FAIRMONT — A new attraction is set to appear at Five Lakes Centre, hopefully by late February, when an indoor play area is installed.
The idea for the project had been around for a couple of years before “Kids Just Want to Have Fun,” a committee under Project 1590, took over and took action. Plans hit a couple of snags, but the group persisted.
Laura Olsen, committee chairwoman, said the group initially planned a medical theme, but the equipment supplier couldn’t produce a design that would pass state fire code. The committee changed its focus and found a new supplier. In doing so, the original cost estimate of $70,000 was reduced to $55,000.
Olsen confessed she was a bit frustrated with the slow trickle of donations when fundraising began a year ago.
“But, towards the end, we really got the ball rolling,” she said. “We first shared our vision publicly at the Martin County Fair this year. As people saw our vision coming about and we got details nailed down, they got more excited. Then the money started coming in.”
The first fundraising requests were mailed out almost a year ago, according to Ed Willett, committee vice chairman. After a tepid response, committee members started making the rounds to various service clubs, giving presentations and making requests. Willett said they asked for a donation, to do a joint fundraising project or, at the minimum, a letter of support.
“We did a lot of cold calls, and 1590 was a door opener and lent legitimacy to the effort,” he said.
Committee members Meaghan Slama, Kristy Olson, Kendra Pomerenke, Tiphanie Izen and Becki Peterson joined talents to organize “Ties and Tiaras,” a father-daughter dance, last fall. The event received positive reviews and raised $850.
John Lund initially gave $500 for the cause but wanted to do more. He issued a $1,000 matching challenge that the committee publicized at a fall event at the Red Rock Center, during which “Kids Just Want to Have Fun” and other local groups could showcase their projects.
“We announced that at the Red Rock Center event. Within two days, we had another $1,000,” Willett said.
Almost a dozen donations of $500 were received, as well as several between $1,000 and $5,000. Bank Midwest and Valero each donated $5,000. The Schmeeckle Foundation granted $10,000, as did the Rosen Family Foundation.
“We hit our goal about the second week in December,” Willett said. “The Rosen Family Foundation is the one that put us over the top.”
With the new play area ordered from International Play Co., the work still continues. To prepare for installation at the south end of the mall, new “soft” flooring will be installed, and plans are in the works for a shoe rack, for which BoeKett Building Supply has donated materials. Olsen said they hope to have a high school class take on the rack building project.

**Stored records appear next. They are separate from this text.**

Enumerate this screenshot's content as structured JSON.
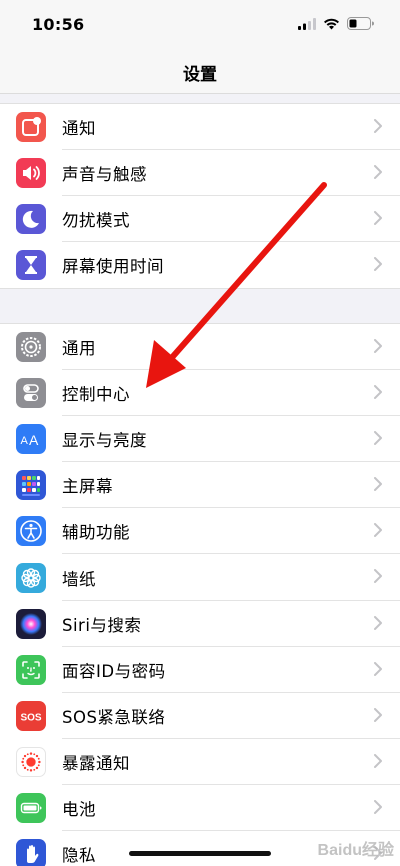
{
  "status": {
    "time": "10:56"
  },
  "nav": {
    "title": "设置"
  },
  "groups": [
    {
      "items": [
        {
          "label": "通知",
          "icon": "notification-icon",
          "color": "#f2564d"
        },
        {
          "label": "声音与触感",
          "icon": "speaker-icon",
          "color": "#f23b55"
        },
        {
          "label": "勿扰模式",
          "icon": "moon-icon",
          "color": "#5a57d6"
        },
        {
          "label": "屏幕使用时间",
          "icon": "hourglass-icon",
          "color": "#5a57d6"
        }
      ]
    },
    {
      "items": [
        {
          "label": "通用",
          "icon": "gear-icon",
          "color": "#8e8e93"
        },
        {
          "label": "控制中心",
          "icon": "toggles-icon",
          "color": "#8e8e93"
        },
        {
          "label": "显示与亮度",
          "icon": "text-size-icon",
          "color": "#2f7cf6"
        },
        {
          "label": "主屏幕",
          "icon": "home-grid-icon",
          "color": "#2f57d6"
        },
        {
          "label": "辅助功能",
          "icon": "accessibility-icon",
          "color": "#2f7cf6"
        },
        {
          "label": "墙纸",
          "icon": "flower-icon",
          "color": "#35aadc"
        },
        {
          "label": "Siri与搜索",
          "icon": "siri-icon",
          "color": "#1c1c3a"
        },
        {
          "label": "面容ID与密码",
          "icon": "face-id-icon",
          "color": "#3ec55a"
        },
        {
          "label": "SOS紧急联络",
          "icon": "sos-icon",
          "color": "#ea3d35"
        },
        {
          "label": "暴露通知",
          "icon": "exposure-icon",
          "color": "#ffffff"
        },
        {
          "label": "电池",
          "icon": "battery-icon",
          "color": "#3ec55a"
        },
        {
          "label": "隐私",
          "icon": "hand-icon",
          "color": "#2f57d6"
        }
      ]
    }
  ],
  "watermark": "Baidu经验"
}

The colorful two-level play equipment will be similar to one located at McDonald’s in Blue Earth, Olsen said. There is no age limit to use the play area, but the manufacturer recommends a maximum height.
“There also is a separate area for toddlers and little ones. They have their own enclosed area,” Olsen said.
Olsen and Willett said they had people question the mall location because of the recent loss of stores at the facility, but the committee deemed it as a logical place.
“The mall agreed to insure it, clean it and maintain it,” Willett said. “They donated a spot for it. They’re allowing it. It’s free for the children, and the hours are ideal.”
He added that the increased foot traffic generated by the play area might generate new businesses opening at the mall.
Willett expressed gratitude to Fairmont resident Tim McConnell, who had the initial idea for the indoor playground, and Liz Wheeler of Fairmont for developing the group’s website and laying the groundwork for the project. He also praised the city of Fairmont for channeling the money raised through its finance office and handling the committee’s disbursements.
Although the play area soon will become a reality, fundraising is continuing.
“We want to raise more money for benches and, eventually, repairs and maintenance,” Willett said.
Olsen said she is proud of the work the committee did.
“I think it was harder than any of us imagined, but it’s been fun,” she said.